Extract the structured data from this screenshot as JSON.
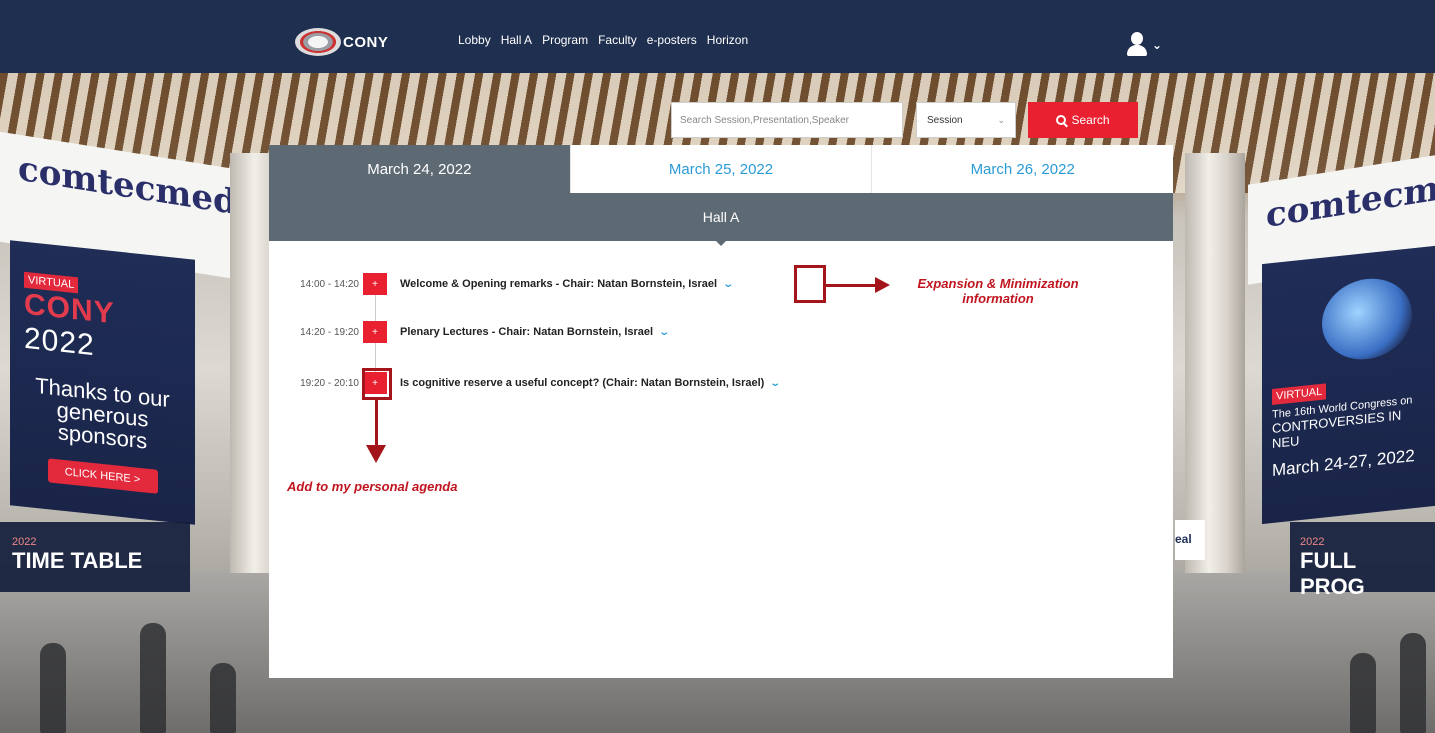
{
  "nav": {
    "logo_text": "CONY",
    "links": [
      "Lobby",
      "Hall A",
      "Program",
      "Faculty",
      "e-posters",
      "Horizon"
    ],
    "user_chevron": "⌄"
  },
  "search": {
    "placeholder": "Search Session,Presentation,Speaker",
    "type_value": "Session",
    "button_label": "Search"
  },
  "tabs": [
    "March 24, 2022",
    "March 25, 2022",
    "March 26, 2022"
  ],
  "active_tab": "March 24, 2022",
  "hall": "Hall A",
  "sessions": [
    {
      "time": "14:00 - 14:20",
      "title": "Welcome & Opening remarks - Chair: Natan Bornstein, Israel"
    },
    {
      "time": "14:20 - 19:20",
      "title": "Plenary Lectures - Chair: Natan Bornstein, Israel"
    },
    {
      "time": "19:20 - 20:10",
      "title": "Is cognitive reserve a useful concept? (Chair: Natan Bornstein, Israel)"
    }
  ],
  "plus_symbol": "+",
  "annotations": {
    "expansion_line1": "Expansion & Minimization",
    "expansion_line2": "information",
    "agenda": "Add to my personal agenda"
  },
  "background": {
    "comtec": "comtecmed",
    "virtual": "VIRTUAL",
    "cony_year": "2022",
    "thanks": "Thanks to our generous sponsors",
    "click_here": "CLICK HERE >",
    "time_table": "TIME TABLE",
    "full_program": "FULL PROG",
    "congress": "The 16th World Congress on",
    "controversies": "CONTROVERSIES IN NEU",
    "dates": "March 24-27, 2022",
    "seal": "eal"
  },
  "colors": {
    "nav_bg": "#1f2f4f",
    "accent_red": "#e8202f",
    "tab_active": "#5d6973",
    "link_blue": "#2a9bd6",
    "annotation": "#a3151a"
  }
}
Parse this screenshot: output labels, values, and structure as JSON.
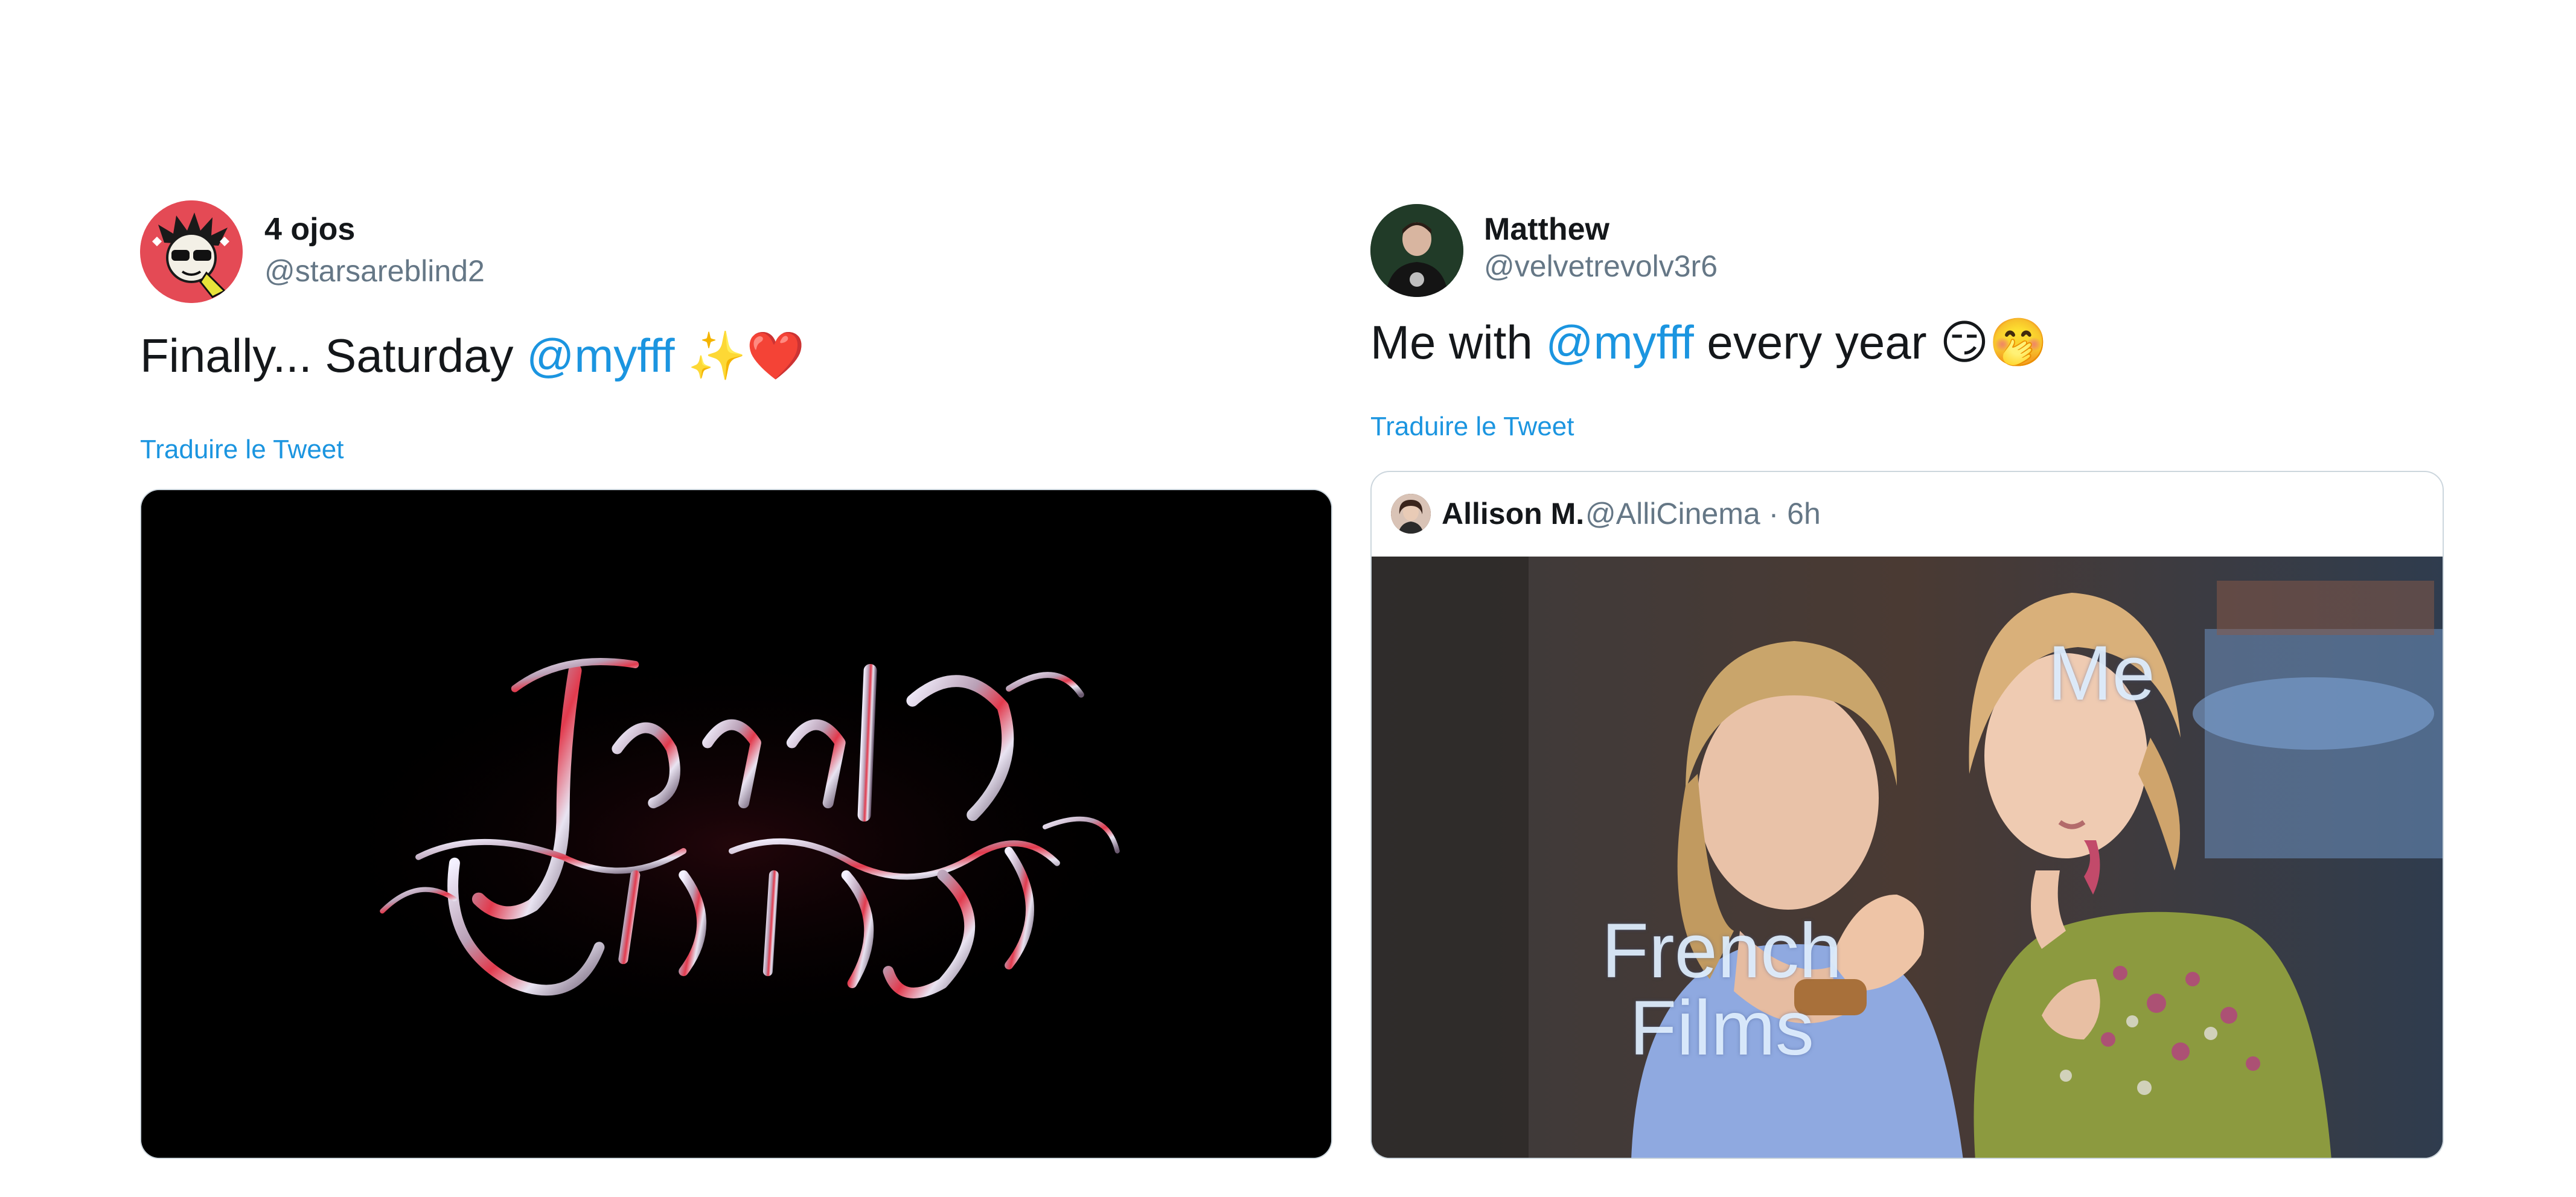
{
  "tweets": [
    {
      "author_name": "4 ojos",
      "author_handle": "@starsareblind2",
      "text_before": "Finally... Saturday ",
      "mention": "@myfff",
      "emojis": "✨❤️",
      "translate_label": "Traduire le Tweet",
      "media": {
        "kind": "image",
        "art_text": "Jessica Forever",
        "background": "#000000"
      }
    },
    {
      "author_name": "Matthew",
      "author_handle": "@velvetrevolv3r6",
      "text_before": "Me with ",
      "mention": "@myfff",
      "text_after": " every year ",
      "emojis": "😏🤭",
      "translate_label": "Traduire le Tweet",
      "quoted_tweet": {
        "author_name": "Allison M.",
        "author_handle": "@AlliCinema",
        "time": "6h",
        "meme_labels": {
          "right": "Me",
          "left": "French Films"
        }
      }
    }
  ],
  "colors": {
    "link": "#1b95e0",
    "text": "#14171a",
    "secondary": "#657786",
    "border": "#ccd6dd"
  }
}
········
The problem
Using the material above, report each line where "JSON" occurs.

Solved problem
Extract the structured data from this screenshot as JSON.
Parse this screenshot: output labels, values, and structure as JSON.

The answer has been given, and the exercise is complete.